What is required
Only the images are to be dropped; the records themselves must be repeated exactly.

Dataset extract
◇ ◇ ◇ ◇ ◇

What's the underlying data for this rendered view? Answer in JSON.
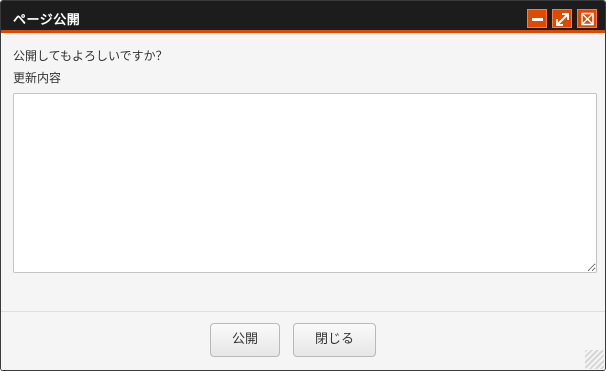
{
  "window": {
    "title": "ページ公開",
    "controls": {
      "minimize_icon": "minimize-icon",
      "maximize_icon": "maximize-icon",
      "close_icon": "close-icon"
    }
  },
  "body": {
    "prompt": "公開してもよろしいですか？",
    "field_label": "更新内容",
    "textarea_value": ""
  },
  "footer": {
    "publish_label": "公開",
    "close_label": "閉じる"
  },
  "colors": {
    "accent": "#e04a00",
    "titlebar": "#1c1c1c"
  }
}
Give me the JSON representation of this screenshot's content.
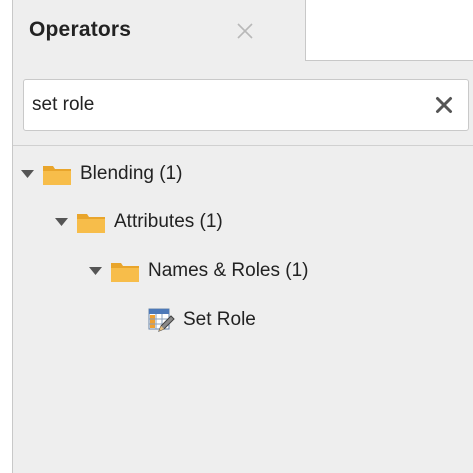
{
  "tab": {
    "title": "Operators"
  },
  "search": {
    "value": "set role"
  },
  "tree": {
    "blending": "Blending (1)",
    "attributes": "Attributes (1)",
    "names_roles": "Names & Roles (1)",
    "set_role": "Set Role"
  },
  "colors": {
    "folder": "#f4b63f",
    "panel_bg": "#eeeeee",
    "text": "#222222"
  },
  "icons": {
    "tab_close": "close-icon",
    "search_clear": "clear-icon",
    "expand": "caret-down-icon",
    "folder": "folder-icon",
    "operator": "set-role-operator-icon"
  }
}
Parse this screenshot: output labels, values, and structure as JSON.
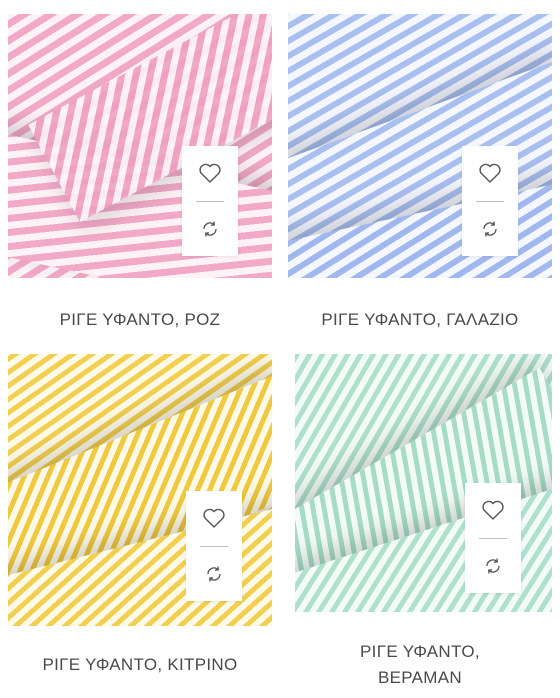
{
  "products": [
    {
      "name": "ΡΙΓΕ ΥΦΑΝΤΟ, ΡΟΖ",
      "stripe_color": "#f2a9c8",
      "base_color": "#fbe3ee",
      "wishlist_icon": "heart-icon",
      "compare_icon": "compare-arrows-icon"
    },
    {
      "name": "ΡΙΓΕ ΥΦΑΝΤΟ, ΓΑΛΑΖΙΟ",
      "stripe_color": "#a9bff0",
      "base_color": "#e6edfb",
      "wishlist_icon": "heart-icon",
      "compare_icon": "compare-arrows-icon"
    },
    {
      "name": "ΡΙΓΕ ΥΦΑΝΤΟ, ΚΙΤΡΙΝΟ",
      "stripe_color": "#f2cf4e",
      "base_color": "#fcf2cf",
      "wishlist_icon": "heart-icon",
      "compare_icon": "compare-arrows-icon"
    },
    {
      "name_line1": "ΡΙΓΕ ΥΦΑΝΤΟ,",
      "name_line2": "ΒΕΡΑΜΑΝ",
      "stripe_color": "#aee0cc",
      "base_color": "#e8f6f0",
      "wishlist_icon": "heart-icon",
      "compare_icon": "compare-arrows-icon"
    }
  ]
}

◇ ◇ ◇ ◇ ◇

Response area
What's the underlying data for this rendered view? Answer in JSON.
{
  "window": {
    "title": "ページ公開",
    "controls": {
      "minimize_icon": "minimize-icon",
      "maximize_icon": "maximize-icon",
      "close_icon": "close-icon"
    }
  },
  "body": {
    "prompt": "公開してもよろしいですか？",
    "field_label": "更新内容",
    "textarea_value": ""
  },
  "footer": {
    "publish_label": "公開",
    "close_label": "閉じる"
  },
  "colors": {
    "accent": "#e04a00",
    "titlebar": "#1c1c1c"
  }
}
Give me the JSON representation of this screenshot's content.
{
  "tab": {
    "title": "Operators"
  },
  "search": {
    "value": "set role"
  },
  "tree": {
    "blending": "Blending (1)",
    "attributes": "Attributes (1)",
    "names_roles": "Names & Roles (1)",
    "set_role": "Set Role"
  },
  "colors": {
    "folder": "#f4b63f",
    "panel_bg": "#eeeeee",
    "text": "#222222"
  },
  "icons": {
    "tab_close": "close-icon",
    "search_clear": "clear-icon",
    "expand": "caret-down-icon",
    "folder": "folder-icon",
    "operator": "set-role-operator-icon"
  }
}
Parse this screenshot: output labels, values, and structure as JSON.
{
  "products": [
    {
      "name": "ΡΙΓΕ ΥΦΑΝΤΟ, ΡΟΖ",
      "stripe_color": "#f2a9c8",
      "base_color": "#fbe3ee",
      "wishlist_icon": "heart-icon",
      "compare_icon": "compare-arrows-icon"
    },
    {
      "name": "ΡΙΓΕ ΥΦΑΝΤΟ, ΓΑΛΑΖΙΟ",
      "stripe_color": "#a9bff0",
      "base_color": "#e6edfb",
      "wishlist_icon": "heart-icon",
      "compare_icon": "compare-arrows-icon"
    },
    {
      "name": "ΡΙΓΕ ΥΦΑΝΤΟ, ΚΙΤΡΙΝΟ",
      "stripe_color": "#f2cf4e",
      "base_color": "#fcf2cf",
      "wishlist_icon": "heart-icon",
      "compare_icon": "compare-arrows-icon"
    },
    {
      "name_line1": "ΡΙΓΕ ΥΦΑΝΤΟ,",
      "name_line2": "ΒΕΡΑΜΑΝ",
      "stripe_color": "#aee0cc",
      "base_color": "#e8f6f0",
      "wishlist_icon": "heart-icon",
      "compare_icon": "compare-arrows-icon"
    }
  ]
}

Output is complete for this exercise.